Crucially, regardless of everybody from suppose tanks, care sector organisations, charities involved with older and disabled individuals and carers and parliamentary committees lengthy emphasising the necessity for a radical overhaul of the system, this plan suggests the federal government doesn’t respect the urgency.
Workforce shortages alone amply reveal this want. Even earlier than the pandemic there have been upwards of 124,000 vacancies. By 2030, projected shortages (due partially to an ageing inhabitants) are set to rise to 627,000 care employee vacancies in England alone. This plan does little to handle both the quick drawback, for this winter, or the longer-term problems with low pay and poor working circumstances.
Since 2010, the UK’s Conservative-led administrations have had a combined document on social care. Whereas the Care Act 2014, below David Cameron’s Coalition authorities, was undoubtedly a excessive level – placing fairer care funding suggestions, new rights for carers and the core rules of wellbeing and prevention into statute – its reforms had been inadequately funded. And subsequent administrations delayed a lot of its key provisions.
The federal government’s new imaginative and prescient is one nearly everybody else has lengthy been signed as much as. However few suppose the plan offers ample element or funding to make it a actuality. Care is the essential underpinning of all our on a regular basis lives. Merely tinkering with the system, as this long-awaited white paper does, leaves me upset and offended about what may, and may, have been provided.
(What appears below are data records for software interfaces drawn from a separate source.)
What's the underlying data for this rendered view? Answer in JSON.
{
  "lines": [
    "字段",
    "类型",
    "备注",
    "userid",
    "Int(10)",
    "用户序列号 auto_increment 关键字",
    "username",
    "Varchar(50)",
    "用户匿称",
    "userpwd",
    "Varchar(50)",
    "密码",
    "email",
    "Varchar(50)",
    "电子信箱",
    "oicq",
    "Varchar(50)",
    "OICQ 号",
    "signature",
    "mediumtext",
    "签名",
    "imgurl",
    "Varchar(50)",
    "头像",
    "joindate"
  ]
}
Sue Yeandle receives funding (by way of her employer, the College of Sheffield) from the UKRI (Financial and Social Analysis Council).
She is a member of the British Sociological Affiliation, the British Society of Gerontology, the UK Social Coverage Affiliation, and the Labour Get together. As Director of CIRCLE (Centre for Worldwide Analysis on Care, Labour and Equalities) she can also be a member of the worldwide NGO Eurocarers.